I will have to do this again for other similar systems, hence my question is somewhat general rather than being about a specific system.
The security objectives of using (D)TLS are the usual one: an attacker could intercept network traffic (active man-in-the-middle). We want to ensure that the client is talking to the server it thinks it's talking to and that a third party cannot obtain or modify transmitted data (confidentiality and integrity of traffic on the connection). Client authentication is sometimes desired as well.
These are embedded (IoT) systems with very few resources, and usually interacting in controlled ecosystems. At least, we control the legitimate peers, so compatibility with diverse antique clients and servers is not an issue — the concerns are very different from using TLS on the web. A typical endpoint client only speaks one or two ciphersuites (“classic” signature-based server authentication, pre-shared key, or one of each). Depending on the scenario, the PKI may or may not be a closed system: some devices live in a world where we can trust CAs to only deliver certificates of a certain form, while others may trust a “public web” CA.

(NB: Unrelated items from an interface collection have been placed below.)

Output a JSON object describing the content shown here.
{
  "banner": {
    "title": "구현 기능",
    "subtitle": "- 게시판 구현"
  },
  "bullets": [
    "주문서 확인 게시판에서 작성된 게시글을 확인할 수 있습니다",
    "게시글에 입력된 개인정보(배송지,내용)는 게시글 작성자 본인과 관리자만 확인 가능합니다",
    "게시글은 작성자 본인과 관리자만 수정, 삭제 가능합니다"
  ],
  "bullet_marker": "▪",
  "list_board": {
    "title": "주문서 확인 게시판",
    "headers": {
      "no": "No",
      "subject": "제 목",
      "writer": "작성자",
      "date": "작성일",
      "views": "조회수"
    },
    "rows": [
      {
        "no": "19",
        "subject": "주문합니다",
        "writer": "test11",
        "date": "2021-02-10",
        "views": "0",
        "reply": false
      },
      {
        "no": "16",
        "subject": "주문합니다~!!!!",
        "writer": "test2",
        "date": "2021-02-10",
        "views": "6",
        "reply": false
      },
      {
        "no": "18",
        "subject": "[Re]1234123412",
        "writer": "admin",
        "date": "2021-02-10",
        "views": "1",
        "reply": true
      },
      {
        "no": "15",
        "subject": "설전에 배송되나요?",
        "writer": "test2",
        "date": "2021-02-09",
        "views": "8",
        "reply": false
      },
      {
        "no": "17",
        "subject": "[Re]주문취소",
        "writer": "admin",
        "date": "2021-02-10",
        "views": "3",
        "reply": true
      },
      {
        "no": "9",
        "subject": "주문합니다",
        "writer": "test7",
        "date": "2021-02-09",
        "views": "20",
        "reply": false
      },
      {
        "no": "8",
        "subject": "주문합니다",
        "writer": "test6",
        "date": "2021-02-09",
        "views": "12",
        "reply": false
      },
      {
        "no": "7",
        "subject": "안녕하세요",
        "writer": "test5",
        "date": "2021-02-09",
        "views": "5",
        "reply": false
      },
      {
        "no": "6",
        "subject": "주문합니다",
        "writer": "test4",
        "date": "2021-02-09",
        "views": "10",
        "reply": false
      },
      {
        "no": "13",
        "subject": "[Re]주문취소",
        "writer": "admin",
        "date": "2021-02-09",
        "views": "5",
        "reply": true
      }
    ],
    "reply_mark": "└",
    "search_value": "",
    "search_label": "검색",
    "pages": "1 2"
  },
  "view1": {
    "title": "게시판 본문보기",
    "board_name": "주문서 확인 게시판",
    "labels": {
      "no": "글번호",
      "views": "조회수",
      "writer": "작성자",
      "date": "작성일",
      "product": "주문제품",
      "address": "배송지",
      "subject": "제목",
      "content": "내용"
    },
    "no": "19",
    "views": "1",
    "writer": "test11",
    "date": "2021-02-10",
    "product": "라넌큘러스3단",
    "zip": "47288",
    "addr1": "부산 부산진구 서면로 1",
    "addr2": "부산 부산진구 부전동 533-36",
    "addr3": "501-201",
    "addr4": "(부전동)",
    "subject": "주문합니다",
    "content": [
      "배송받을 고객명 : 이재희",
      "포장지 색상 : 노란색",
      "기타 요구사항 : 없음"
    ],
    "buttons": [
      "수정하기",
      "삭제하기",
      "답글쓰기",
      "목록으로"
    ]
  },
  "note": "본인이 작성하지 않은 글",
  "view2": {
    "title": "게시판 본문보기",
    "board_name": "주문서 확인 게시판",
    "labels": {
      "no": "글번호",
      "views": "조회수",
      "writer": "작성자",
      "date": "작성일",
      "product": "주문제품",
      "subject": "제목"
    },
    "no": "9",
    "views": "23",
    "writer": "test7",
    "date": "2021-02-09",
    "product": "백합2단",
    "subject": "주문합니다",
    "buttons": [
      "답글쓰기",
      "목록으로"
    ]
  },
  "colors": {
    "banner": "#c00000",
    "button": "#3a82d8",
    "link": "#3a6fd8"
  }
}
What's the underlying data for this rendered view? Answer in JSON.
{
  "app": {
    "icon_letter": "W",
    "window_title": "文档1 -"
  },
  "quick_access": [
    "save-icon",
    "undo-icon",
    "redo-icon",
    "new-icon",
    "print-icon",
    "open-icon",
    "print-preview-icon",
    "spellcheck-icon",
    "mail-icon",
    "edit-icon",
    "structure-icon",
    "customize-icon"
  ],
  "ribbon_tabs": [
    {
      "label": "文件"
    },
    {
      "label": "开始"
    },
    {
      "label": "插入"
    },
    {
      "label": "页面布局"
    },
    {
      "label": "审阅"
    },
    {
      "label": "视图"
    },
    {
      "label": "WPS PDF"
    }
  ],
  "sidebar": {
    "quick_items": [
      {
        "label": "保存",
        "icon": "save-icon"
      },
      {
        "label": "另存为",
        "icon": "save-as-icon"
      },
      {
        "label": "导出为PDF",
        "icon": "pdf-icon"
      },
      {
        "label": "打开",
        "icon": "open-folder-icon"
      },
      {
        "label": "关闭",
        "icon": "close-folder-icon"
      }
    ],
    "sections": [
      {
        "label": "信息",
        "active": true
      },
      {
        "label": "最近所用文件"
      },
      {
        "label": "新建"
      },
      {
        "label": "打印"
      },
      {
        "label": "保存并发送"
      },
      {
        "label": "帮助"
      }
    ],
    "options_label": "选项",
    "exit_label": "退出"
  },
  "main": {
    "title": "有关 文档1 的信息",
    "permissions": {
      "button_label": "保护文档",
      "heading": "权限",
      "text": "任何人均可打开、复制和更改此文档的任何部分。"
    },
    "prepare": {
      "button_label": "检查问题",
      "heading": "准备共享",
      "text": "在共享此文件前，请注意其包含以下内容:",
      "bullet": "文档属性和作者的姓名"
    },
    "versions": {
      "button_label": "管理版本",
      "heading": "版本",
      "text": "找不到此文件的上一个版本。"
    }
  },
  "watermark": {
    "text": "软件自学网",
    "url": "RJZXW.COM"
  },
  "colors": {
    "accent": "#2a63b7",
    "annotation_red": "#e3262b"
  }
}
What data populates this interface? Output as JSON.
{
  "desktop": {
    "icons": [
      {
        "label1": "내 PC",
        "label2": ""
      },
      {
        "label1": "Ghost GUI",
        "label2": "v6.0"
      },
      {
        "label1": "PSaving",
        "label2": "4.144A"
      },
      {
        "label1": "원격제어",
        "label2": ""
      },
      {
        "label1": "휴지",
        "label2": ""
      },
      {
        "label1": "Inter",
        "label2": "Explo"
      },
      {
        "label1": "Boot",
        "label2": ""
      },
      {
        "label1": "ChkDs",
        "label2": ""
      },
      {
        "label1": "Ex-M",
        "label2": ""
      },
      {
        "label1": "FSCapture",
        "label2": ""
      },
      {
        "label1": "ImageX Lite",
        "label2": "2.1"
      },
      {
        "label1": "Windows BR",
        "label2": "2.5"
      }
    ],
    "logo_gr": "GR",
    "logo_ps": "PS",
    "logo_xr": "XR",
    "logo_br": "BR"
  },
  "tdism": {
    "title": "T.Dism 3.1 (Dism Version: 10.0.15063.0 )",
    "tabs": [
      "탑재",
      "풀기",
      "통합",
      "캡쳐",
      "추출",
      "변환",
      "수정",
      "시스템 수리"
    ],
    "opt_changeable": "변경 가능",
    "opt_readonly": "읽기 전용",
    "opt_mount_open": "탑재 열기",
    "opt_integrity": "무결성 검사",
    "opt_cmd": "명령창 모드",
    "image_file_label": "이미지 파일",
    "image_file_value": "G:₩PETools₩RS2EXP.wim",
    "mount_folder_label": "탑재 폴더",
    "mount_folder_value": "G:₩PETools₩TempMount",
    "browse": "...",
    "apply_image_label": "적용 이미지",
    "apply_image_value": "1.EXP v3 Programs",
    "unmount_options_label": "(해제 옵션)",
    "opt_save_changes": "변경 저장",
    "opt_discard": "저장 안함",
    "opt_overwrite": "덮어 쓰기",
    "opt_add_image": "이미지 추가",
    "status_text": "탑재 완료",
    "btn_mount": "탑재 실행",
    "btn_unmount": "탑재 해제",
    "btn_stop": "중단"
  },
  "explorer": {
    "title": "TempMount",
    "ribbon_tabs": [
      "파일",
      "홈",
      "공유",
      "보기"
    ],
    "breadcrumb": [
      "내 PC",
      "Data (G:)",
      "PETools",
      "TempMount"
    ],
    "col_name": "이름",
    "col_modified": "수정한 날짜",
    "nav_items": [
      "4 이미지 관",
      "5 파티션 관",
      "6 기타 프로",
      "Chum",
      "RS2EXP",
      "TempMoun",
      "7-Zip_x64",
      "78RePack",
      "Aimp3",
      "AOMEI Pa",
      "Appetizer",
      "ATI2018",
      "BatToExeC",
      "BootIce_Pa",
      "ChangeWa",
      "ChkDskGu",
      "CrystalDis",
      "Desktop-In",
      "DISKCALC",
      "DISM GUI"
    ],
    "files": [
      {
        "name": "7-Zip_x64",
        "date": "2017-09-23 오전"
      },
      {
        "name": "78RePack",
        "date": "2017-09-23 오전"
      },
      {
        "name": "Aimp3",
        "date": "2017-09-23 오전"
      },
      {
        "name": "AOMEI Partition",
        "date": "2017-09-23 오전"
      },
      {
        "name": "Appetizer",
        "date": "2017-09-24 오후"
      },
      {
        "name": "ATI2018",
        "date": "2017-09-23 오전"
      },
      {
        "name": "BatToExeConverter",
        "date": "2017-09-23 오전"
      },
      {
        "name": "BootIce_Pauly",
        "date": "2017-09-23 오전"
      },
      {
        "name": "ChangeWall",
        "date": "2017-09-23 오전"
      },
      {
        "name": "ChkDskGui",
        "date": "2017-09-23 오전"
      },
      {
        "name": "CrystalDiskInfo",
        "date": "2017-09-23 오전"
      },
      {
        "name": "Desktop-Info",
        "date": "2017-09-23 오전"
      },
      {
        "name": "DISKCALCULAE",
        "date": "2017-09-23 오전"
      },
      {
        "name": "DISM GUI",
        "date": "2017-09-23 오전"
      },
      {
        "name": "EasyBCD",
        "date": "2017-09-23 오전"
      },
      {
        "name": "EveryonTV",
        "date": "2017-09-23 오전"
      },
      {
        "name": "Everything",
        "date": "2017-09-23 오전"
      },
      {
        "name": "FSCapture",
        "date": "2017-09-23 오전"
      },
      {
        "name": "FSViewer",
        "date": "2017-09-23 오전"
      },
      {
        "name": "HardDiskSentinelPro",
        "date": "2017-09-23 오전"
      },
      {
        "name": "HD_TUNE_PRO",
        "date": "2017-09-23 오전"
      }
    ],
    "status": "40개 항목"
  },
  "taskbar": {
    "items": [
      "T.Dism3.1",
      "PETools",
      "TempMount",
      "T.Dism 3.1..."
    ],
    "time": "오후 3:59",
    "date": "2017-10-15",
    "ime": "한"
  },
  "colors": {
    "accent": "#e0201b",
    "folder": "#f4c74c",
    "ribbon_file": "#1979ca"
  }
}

These are devices with stringent constraints on available computing power, RAM size and code size. So they're generally running stripped down TLS libraries with as few features as possible. I'm talking microcontroller with 128–512kB of RAM, not higher-end devices running Linux.
Are there (D)TLS or X.509 extensions that are important? I'm not concerned with the choice of ciphersuites (nobody uses DES, RC4 or MD5 in my world, or ciphersuites without server authentication) or with key sizes. What I'm worried about is, for example, an implementation that skips checks on certificates (e.g. key usage restriction) which would allow a certificate to be misused. Or a missing check during the handshake that allow some kind of downgrade attack (an endpoint device usually only speaks a single protocol version, but the servers it talks to may support multiple versions). Or a missing extension that allows an active MitM to convince the two parties to settle on mismatched security parameters, or to renegotiate insecurely.
What should I be looking for when reviewing the TLS configuration on a small embedded device?